Directed by James Foley
Written by William Goldman and Phil Alden Robinson
Coming off the success of A Time to Kill, we find the Grisham marathon turn to a young, hot Chris O’Donnell and old reliable actors Gene Hackman and Faye Dunaway to continue the success of the John Grisham cinematic universe. Sadly, the momentum has died out once again with The Chamber measuring in as a disappointing procedural with very little panache or explosive story to carry its judicial tale much further than the big screen adaptation as a vehicle for its stars. I know Grisham had tremendous commercial success as an author during the 90s, but I am beginning to see why the Hollywood adaptation model began to die out after this run, with just The Rainmaker and Runaway Jury to come before closing the book on this marathon.
Adam Hall (Chris O’Donnell) is a young lawyer who has just joined a firm in Chicago. Hoping to impress the boss, as well as for personal reasons, Hall pitches a defense for Sam Cayhall (Gene Hackman), an admitted racist who is on death row awaiting his execution via the gas chamber for his involvement in the murder of two children, who died in an explosion intended for a Jewish, minority sympathetic lawyer. As we soon learn, Adam is Cayhall’s grandson, conflicted by his blood, his displeasure of his grandfather, and his dedication to the law. Adam must navigate the testy opinion of his grandfather en route to defending his life and attempting to avoid the execution.

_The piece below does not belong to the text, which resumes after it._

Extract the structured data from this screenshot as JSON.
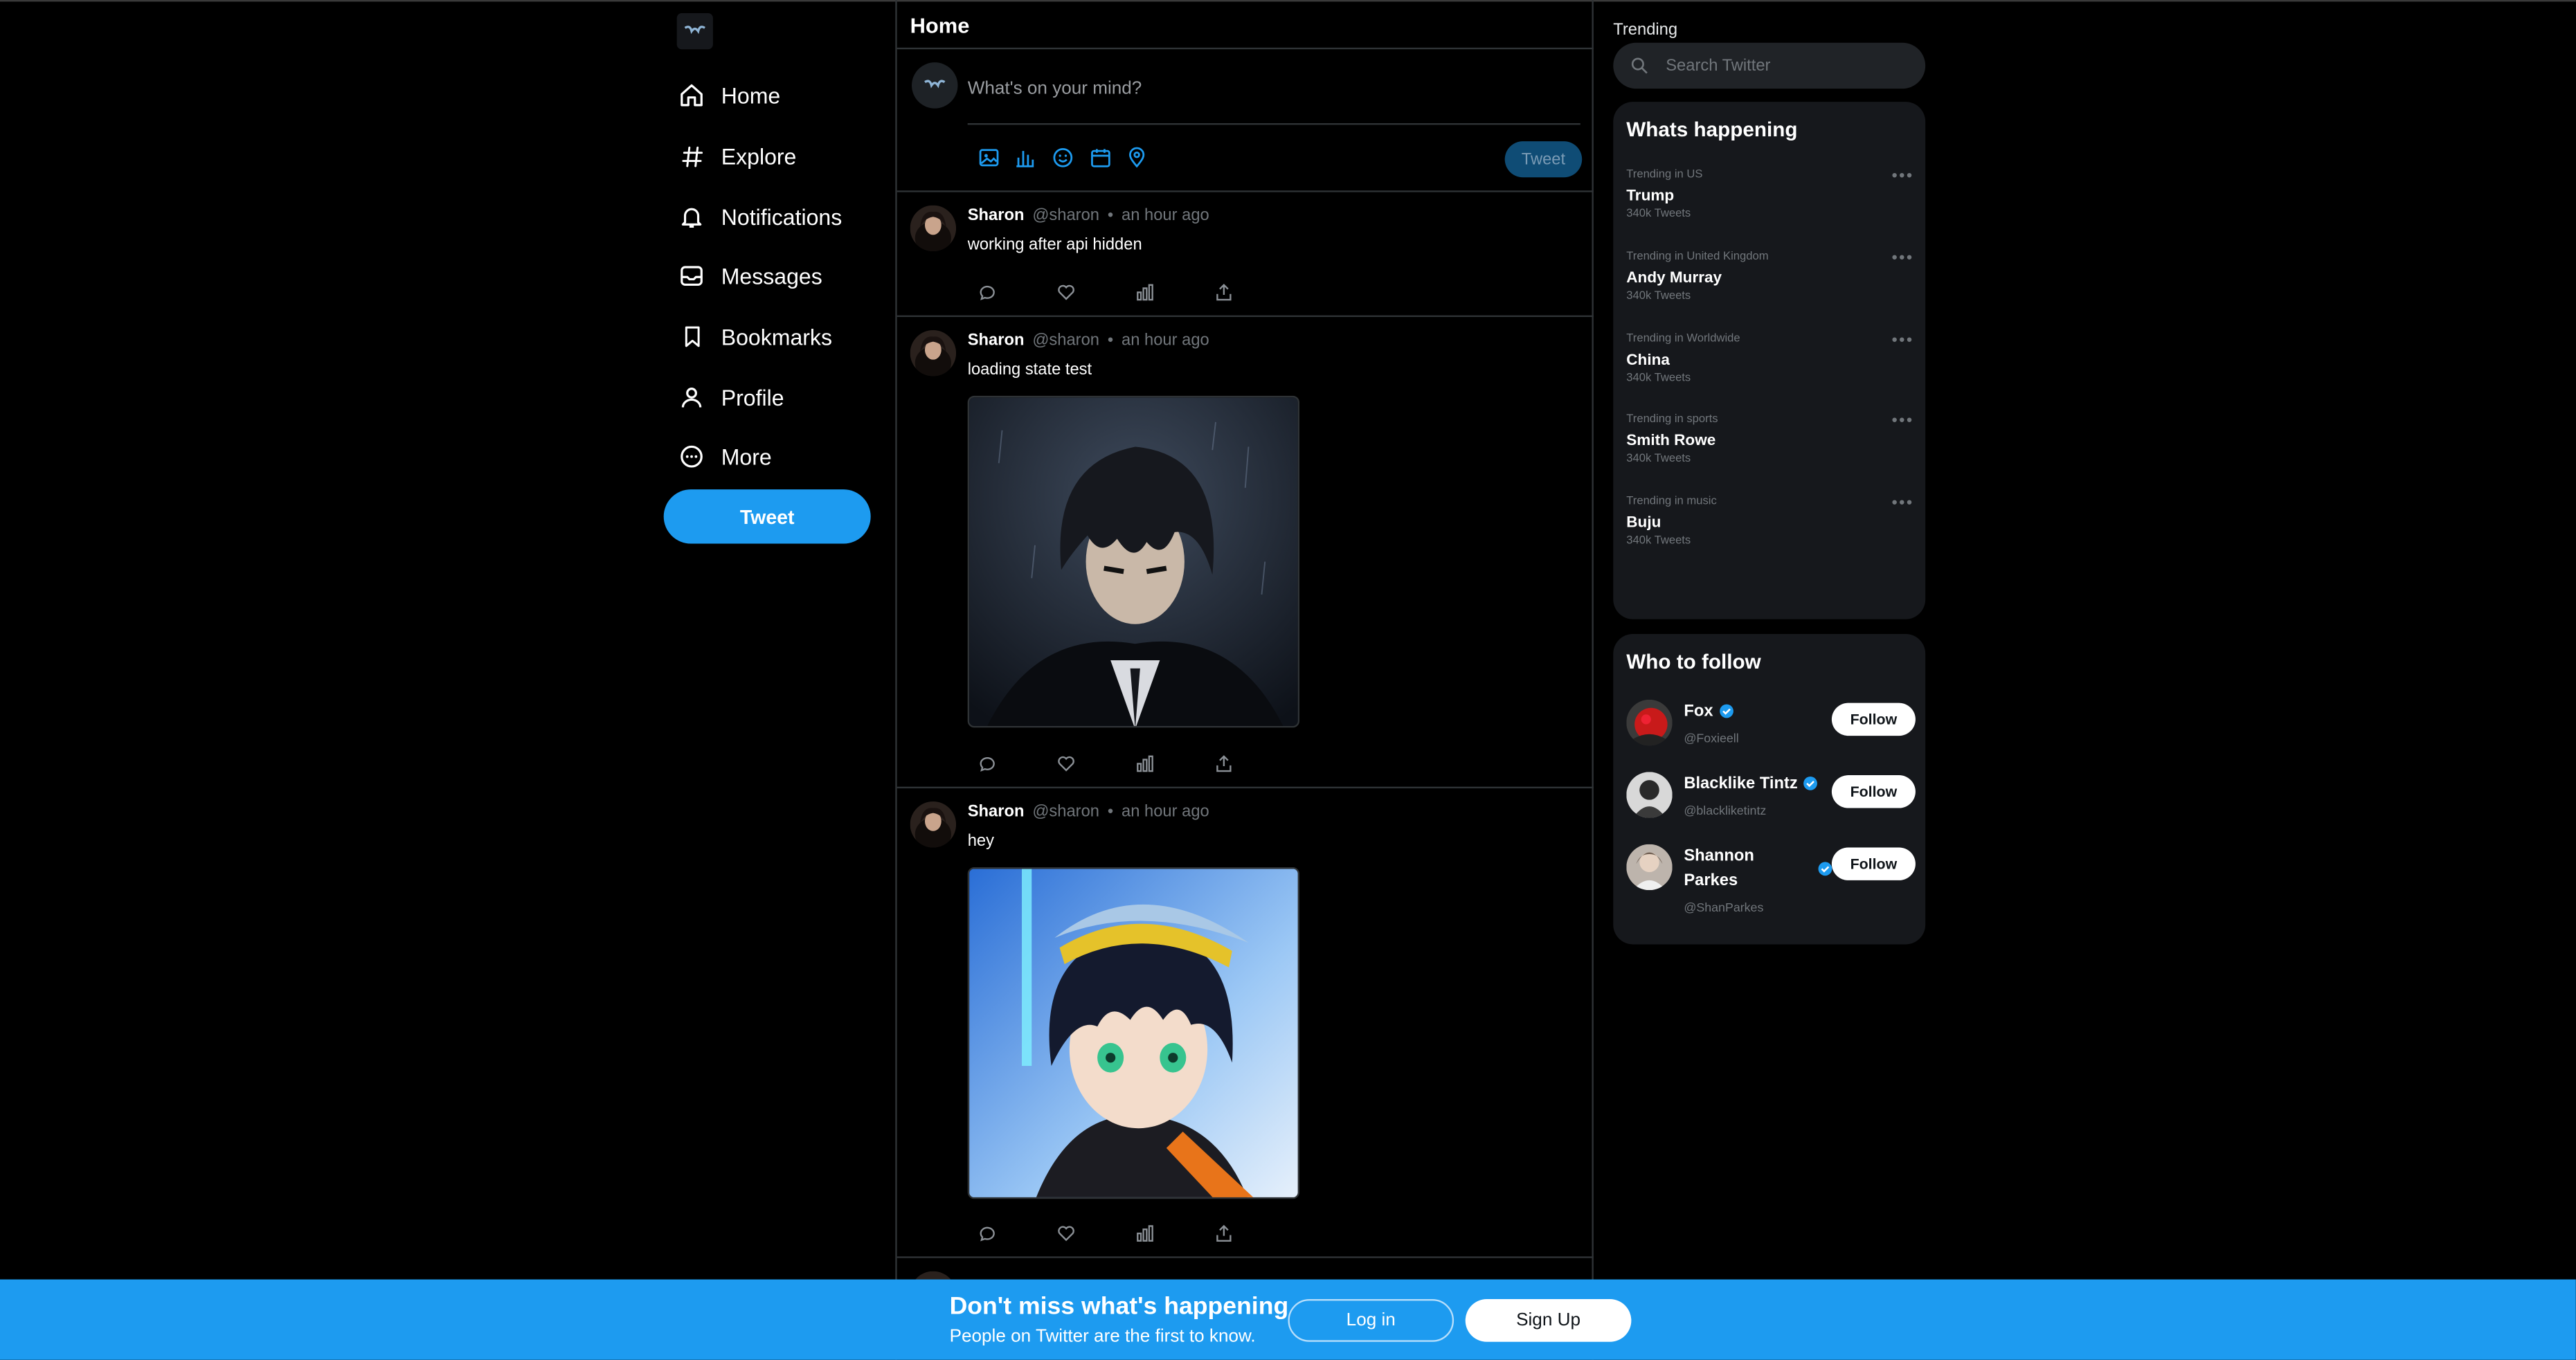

The up and downs of this marathon continue with this disappointing entry. Despite the best efforts of Gene Hackman, who is clearly dedicated to being as disgustingly racist as possible, his verve is not matched by Chris O’Donnell, who is in the middle of his 90s moment which did not pan out simply due to the fact that he just wasn’t the next Tom Cruise (see The Firm). Ultimately, this is not really O’Donnell’s fault, as the material is just not all that stirring and cinematic as past entries have been. As I will explore further, the premise is solid, but Foley’s execution leaves a lot to be desired, seemingly avoiding the tough questions in any depth of investigation.
While I think the moral struggle of defending such a terrible person, one who admits to being as racist as he is, and having committed the crime of which he is convicted, James Foley did not really communicate that struggle as purposefully as it could have been, which is likely partially due to O’Donnell’s limited charisma and emotional resonance with the audience. It’s a fascinating problem of trusting the law, believing in the law, and defending the law over all things human in terms of emotion, aggression and revenge. Everyone wants to see this man die, but is his death just? Does the law truly defend taking his life, or is the human element of passion and anger playing too large a part in the fate of Sam Cayhall.
I wish we could have seen a better investigation of these questions, especially with the involvement of Sam’s sister Lee, played by Faye Dunaway, and her embarrassment to be related to this man, going to lengths to hide this fact. As I work my way through this review, I slowly realize that there is actually much more to this story than I remember, which is a failing of the film. I would imagine that the text on which the film is based is much richer and more interesting, as the resulting adaptation squanders interesting ideas and questions and instead delivers only a mildly entertaining and mediocre slog through the process.